UK regulator Ofwat ruled that household water bills in England and Wales will decline by 5% on average (excluding inflation) by the end of the decade. This means the average bill will drop to £376 from £396.
Ofwat, also known as the Water Services Regulation Authority, added that customers would see better levels of services over the next five years. Water companies are set to spend over £44 billion (£2,000 per household) from 2015 to 2020.
By the end of this decade, customers should benefit from considerable improvements in areas of service that really matter.
By 2020, over 370 million litres of water per day will be saved by promoting water efficiency and tackling leakage. There will be a 32% reduction in time lost to supply interruptions. Fifty beaches across England and Wales will be cleaner, and 4,700 fewer properties will be flooded by sewer water.
By the end of the decade, the number of customers benefiting from financial support will double to about 1.8 million. Companies will be putting in place measures including social tariffs, which are forecast to help a further one million people.
Ofwat is making companies deliver on their promises to customers, Mr. Jonson said.
Chairman of Ofwat, Jonson Cox, said:
“This is an important step in maintaining customers’ trust and confidence in the water sector. We set out to deliver a challenging but fair outcome. We are requiring companies to meet higher service standards and deliver on their promises to customers. We are bringing down bills so customers can expect value for money, while investors can earn a fair return.”

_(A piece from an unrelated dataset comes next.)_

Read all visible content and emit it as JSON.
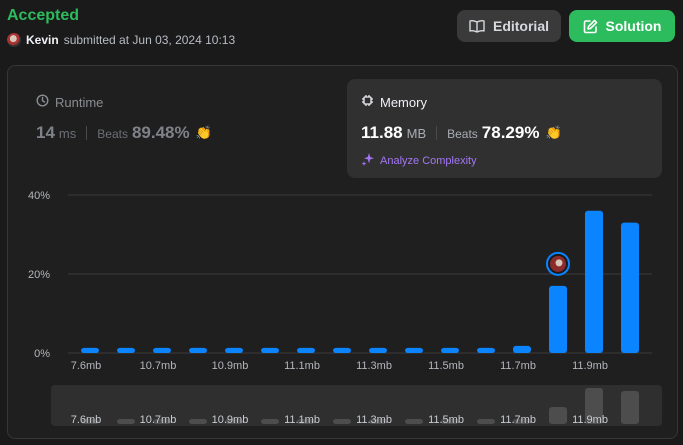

“Companies will need to stretch themselves to deliver much more with the same level of funding as in previous years. We will achieve more resilient infrastructure and better service as a result.”
Ofwat says there will be further improvements to drinking water quality.
Chief Executive of Ofwat, Cathryn Ross, said:
“With bills held down by five per cent and service driven up over the next five years, customers will get more and pay less. Where companies stepped up to do the best they could for their customers we did not need to intervene. But where companies fell short we stepped in to make sure customers get a good deal. Now the hard work begins. Companies will only build trust and confidence with their customers if they deliver. Those who do can look forward to fair returns, while those that don’t will be hit in the pocket and face a tough five years ahead.”
Ofwat says the new charges will come into effect next year. Utility companies have been given two months to decide whether they accept the regulator’s final determination or seek a referral to the CMA (Competition and Markets Authority).
Video – Water firms forced to cut bills
In this Press Association video, Cathryn Ross is interviewed about the latest water bill cuts.